Cryptocurrencies might have got a bad rap lately, but Blockchain, the technology behind it hasn’t. In fact, it’s experiencing the exact opposite and is viewed in many circles as an innovative technology that holds promising opportunities to help businesses and society as a whole.
In line with this, the Liechtenstein government wanted to be in the driver’s seat of the Blockchain revolution. Reports said that the European country is currently developing comprehensive Blockchain legislation that will create an environment where Blockchain technology can thrive.
It’s reported that the government wants to regulate Blockchain, but in a way that’s conducive to innovation. Liechtenstein isn’t the first country to have such regulations. However, Adrian Hasler, the Prime Minister of the country, said that their upcoming bill is the first of its kind.
He said that it would encompass a larger scope than other countries have. The country is aggressively pursuing the adoption of Blockchain technology in hopes of using it to improve the various processes of the government.
Hasler said that the law would regulate all Blockchain-related activities with the aim of helping the public and private sectors adopt the technology.

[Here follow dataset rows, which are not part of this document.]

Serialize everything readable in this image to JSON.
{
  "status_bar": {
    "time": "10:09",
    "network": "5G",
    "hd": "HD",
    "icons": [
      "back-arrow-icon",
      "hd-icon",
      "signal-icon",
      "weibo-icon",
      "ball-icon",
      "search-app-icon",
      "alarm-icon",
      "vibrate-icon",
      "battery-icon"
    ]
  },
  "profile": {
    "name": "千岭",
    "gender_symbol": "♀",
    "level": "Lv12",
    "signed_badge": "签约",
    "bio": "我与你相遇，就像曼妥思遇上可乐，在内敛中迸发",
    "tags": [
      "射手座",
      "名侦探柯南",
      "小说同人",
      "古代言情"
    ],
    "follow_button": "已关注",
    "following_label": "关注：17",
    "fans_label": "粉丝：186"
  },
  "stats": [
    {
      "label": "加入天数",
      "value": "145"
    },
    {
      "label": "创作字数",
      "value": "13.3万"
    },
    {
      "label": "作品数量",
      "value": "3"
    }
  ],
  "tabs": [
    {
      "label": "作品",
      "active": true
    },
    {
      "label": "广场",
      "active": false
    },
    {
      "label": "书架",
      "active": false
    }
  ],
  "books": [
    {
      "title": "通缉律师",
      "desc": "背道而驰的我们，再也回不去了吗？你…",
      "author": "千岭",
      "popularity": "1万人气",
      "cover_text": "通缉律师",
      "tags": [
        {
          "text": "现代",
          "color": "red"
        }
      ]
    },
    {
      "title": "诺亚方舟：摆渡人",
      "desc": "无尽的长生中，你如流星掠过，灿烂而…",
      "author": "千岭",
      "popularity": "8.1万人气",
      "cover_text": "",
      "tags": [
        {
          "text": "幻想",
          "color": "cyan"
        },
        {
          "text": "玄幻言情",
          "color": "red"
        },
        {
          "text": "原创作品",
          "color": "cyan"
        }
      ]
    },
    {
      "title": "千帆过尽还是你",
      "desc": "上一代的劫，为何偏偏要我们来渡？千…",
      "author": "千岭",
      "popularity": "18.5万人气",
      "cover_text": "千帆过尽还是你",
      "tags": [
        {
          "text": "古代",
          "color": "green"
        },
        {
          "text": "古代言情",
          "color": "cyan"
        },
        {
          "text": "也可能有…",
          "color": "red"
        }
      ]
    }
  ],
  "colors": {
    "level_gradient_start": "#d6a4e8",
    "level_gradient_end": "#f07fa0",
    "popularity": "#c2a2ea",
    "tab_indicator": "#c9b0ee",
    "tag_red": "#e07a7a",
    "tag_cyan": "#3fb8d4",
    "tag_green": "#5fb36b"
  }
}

However, he added that the law isn’t just about the added support for cryptocurrencies and ICOs, but about all practical applications of the technology as well.
Reports said that the upcoming law would provide the needed legal framework to enable new Blockchain-powered business models. The Blockchain Act, as the bill is named, will serve as a light-handed regulatory framework that will help speed up Blockchain adoption in the country.

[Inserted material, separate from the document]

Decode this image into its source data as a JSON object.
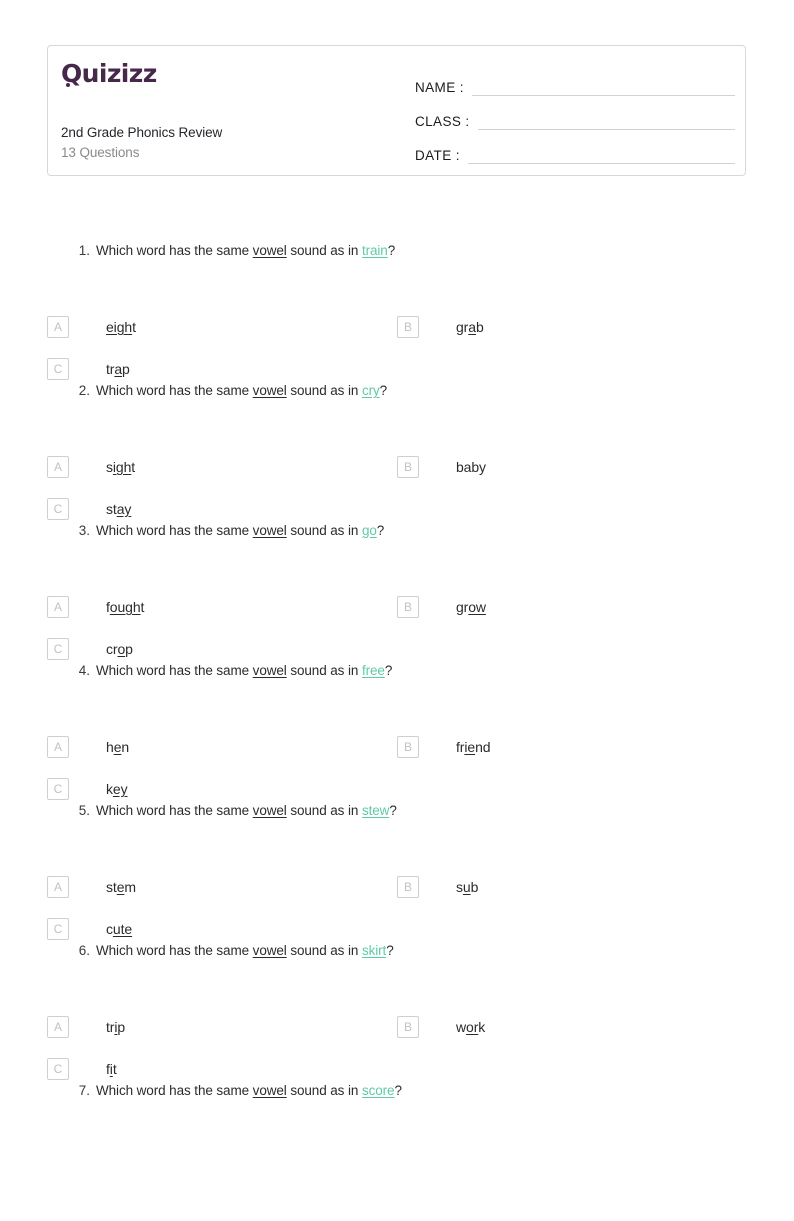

The Prime Minister further explained that the law they are currently developing wouldn’t be similar to that of China’s, which they refer to as too “excessive” and strict. He pointed out that Blockchain regulations should support Blockchain innovation, and not stop its development and adoption.

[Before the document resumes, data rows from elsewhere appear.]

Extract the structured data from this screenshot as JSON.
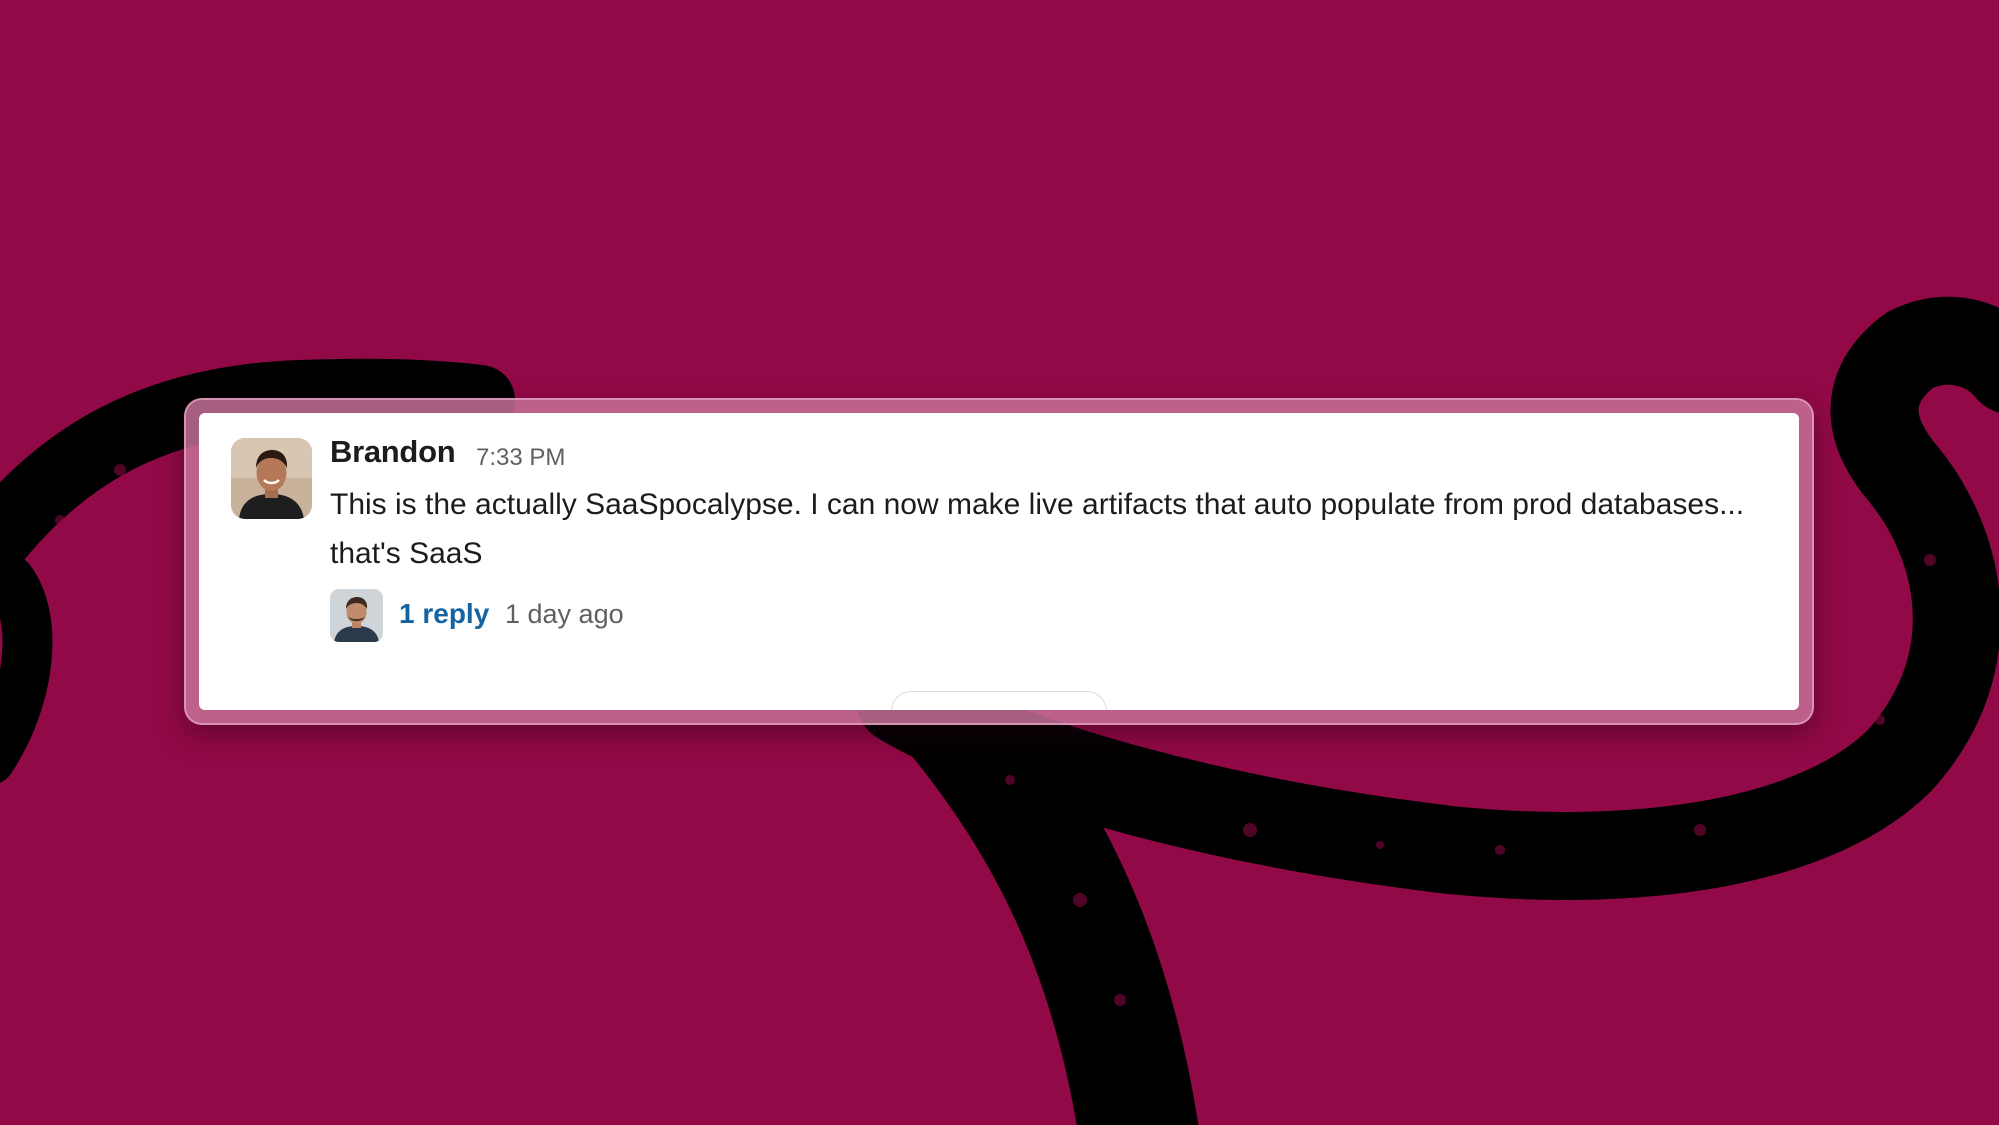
{
  "colors": {
    "background": "#920947",
    "swirl": "#000000",
    "card": "#ffffff",
    "link": "#1264a3",
    "muted_text": "#616061"
  },
  "message": {
    "author": "Brandon",
    "time": "7:33 PM",
    "text": "This is the actually SaaSpocalypse. I can now make live artifacts that auto populate from prod databases... that's SaaS",
    "avatar_icon": "person-avatar"
  },
  "thread": {
    "reply_count_label": "1 reply",
    "last_reply_time": "1 day ago",
    "avatar_icon": "person-avatar"
  }
}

He said that if this was the case, then the Blockchain economy won’t benefit the government. No country wanted that, he added. He continued by saying that their regulatory approach is all about supporting Blockchain adoption, and it won’t dive into areas where government intervention is not necessary.
Hasler further added that the government had reviewed the regulatory frameworks of other countries, as well as asked the advice of various financial institutions and tech companies regarding the matter.
He stated that the Liechtenstein government wanted to make the bill as relevant as possible so that the people will benefit from it. The bill might be implemented this summer, but there’s still no conclusive evidence that it’s going to be the case.
As of now, multinational corporations are already diving into Blockchain technology – IBM, Porsche, and Audi, being some examples.
In addition, Hasler said that the interest of Liechtenstein in Blockchain technology isn’t new. In fact, the regulatory framework currently being developed is the outcome of a careful analysis of the opportunities and risks of the Blockchain, an undertaking which started more than a year ago.
Hasler said in a statement to Coindesk that the government discovered that they could maximize the full potential of Blockchain technology by incorporating it in the government and private sectors.
The prime minister added that the Blockchain could greatly improve the economy of the country. He even called the Blockchain Act as a state innovation, implying that the government fully supports further development of the technology.
It isn’t the first time that the small European country that is home to 40,000 made it to the crypto headlines. Just recently, Crown Prince Alois Philipp Maria showed his support for Blockchain as he said that his family is willing to invest $5 billion in cryptocurrencies.
However, he also said that they are still a bit hesitant because of their price volatility. Bank Frick, one of the biggest banks in Liechtenstein, also announced that their clients can now invest directly in cryptocurrencies. The reason, they said, was due to the growing demand of digital coins in Europe.